RECORDS FOR THIS TASK: Begin

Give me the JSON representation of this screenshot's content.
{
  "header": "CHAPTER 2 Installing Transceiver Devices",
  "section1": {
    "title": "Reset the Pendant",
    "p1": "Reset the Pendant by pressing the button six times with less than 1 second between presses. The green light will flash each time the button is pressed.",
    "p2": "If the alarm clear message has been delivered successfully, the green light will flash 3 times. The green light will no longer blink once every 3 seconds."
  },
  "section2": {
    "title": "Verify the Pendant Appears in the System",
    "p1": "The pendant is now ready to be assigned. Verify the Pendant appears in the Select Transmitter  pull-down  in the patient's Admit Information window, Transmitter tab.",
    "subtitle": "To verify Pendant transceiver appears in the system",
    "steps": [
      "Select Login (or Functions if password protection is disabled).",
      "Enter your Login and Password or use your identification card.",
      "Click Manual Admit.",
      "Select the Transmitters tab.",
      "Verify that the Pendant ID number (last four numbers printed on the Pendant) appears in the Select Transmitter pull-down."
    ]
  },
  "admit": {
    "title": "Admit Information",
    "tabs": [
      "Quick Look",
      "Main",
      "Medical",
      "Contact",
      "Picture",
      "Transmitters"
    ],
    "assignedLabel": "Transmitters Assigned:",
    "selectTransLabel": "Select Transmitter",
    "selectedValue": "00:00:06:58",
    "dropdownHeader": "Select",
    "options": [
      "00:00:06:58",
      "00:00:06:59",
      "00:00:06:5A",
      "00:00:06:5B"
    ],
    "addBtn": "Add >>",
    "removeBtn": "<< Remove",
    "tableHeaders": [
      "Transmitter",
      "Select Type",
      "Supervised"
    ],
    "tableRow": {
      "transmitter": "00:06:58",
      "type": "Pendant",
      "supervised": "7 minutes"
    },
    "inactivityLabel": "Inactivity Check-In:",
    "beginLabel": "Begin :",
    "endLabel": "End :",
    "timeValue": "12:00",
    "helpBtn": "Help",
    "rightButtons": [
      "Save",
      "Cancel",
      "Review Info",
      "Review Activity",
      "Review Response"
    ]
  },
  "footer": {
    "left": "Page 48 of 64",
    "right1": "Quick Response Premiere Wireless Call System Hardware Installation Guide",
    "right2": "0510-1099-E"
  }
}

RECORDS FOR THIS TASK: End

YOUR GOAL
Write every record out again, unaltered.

SOLUTION FOR THIS EXERCISE
Give me the JSON representation of this screenshot's content.
{
  "header": "CHAPTER 2 Installing Transceiver Devices",
  "section1": {
    "title": "Reset the Pendant",
    "p1": "Reset the Pendant by pressing the button six times with less than 1 second between presses. The green light will flash each time the button is pressed.",
    "p2": "If the alarm clear message has been delivered successfully, the green light will flash 3 times. The green light will no longer blink once every 3 seconds."
  },
  "section2": {
    "title": "Verify the Pendant Appears in the System",
    "p1": "The pendant is now ready to be assigned. Verify the Pendant appears in the Select Transmitter  pull-down  in the patient's Admit Information window, Transmitter tab.",
    "subtitle": "To verify Pendant transceiver appears in the system",
    "steps": [
      "Select Login (or Functions if password protection is disabled).",
      "Enter your Login and Password or use your identification card.",
      "Click Manual Admit.",
      "Select the Transmitters tab.",
      "Verify that the Pendant ID number (last four numbers printed on the Pendant) appears in the Select Transmitter pull-down."
    ]
  },
  "admit": {
    "title": "Admit Information",
    "tabs": [
      "Quick Look",
      "Main",
      "Medical",
      "Contact",
      "Picture",
      "Transmitters"
    ],
    "assignedLabel": "Transmitters Assigned:",
    "selectTransLabel": "Select Transmitter",
    "selectedValue": "00:00:06:58",
    "dropdownHeader": "Select",
    "options": [
      "00:00:06:58",
      "00:00:06:59",
      "00:00:06:5A",
      "00:00:06:5B"
    ],
    "addBtn": "Add >>",
    "removeBtn": "<< Remove",
    "tableHeaders": [
      "Transmitter",
      "Select Type",
      "Supervised"
    ],
    "tableRow": {
      "transmitter": "00:06:58",
      "type": "Pendant",
      "supervised": "7 minutes"
    },
    "inactivityLabel": "Inactivity Check-In:",
    "beginLabel": "Begin :",
    "endLabel": "End :",
    "timeValue": "12:00",
    "helpBtn": "Help",
    "rightButtons": [
      "Save",
      "Cancel",
      "Review Info",
      "Review Activity",
      "Review Response"
    ]
  },
  "footer": {
    "left": "Page 48 of 64",
    "right1": "Quick Response Premiere Wireless Call System Hardware Installation Guide",
    "right2": "0510-1099-E"
  }
}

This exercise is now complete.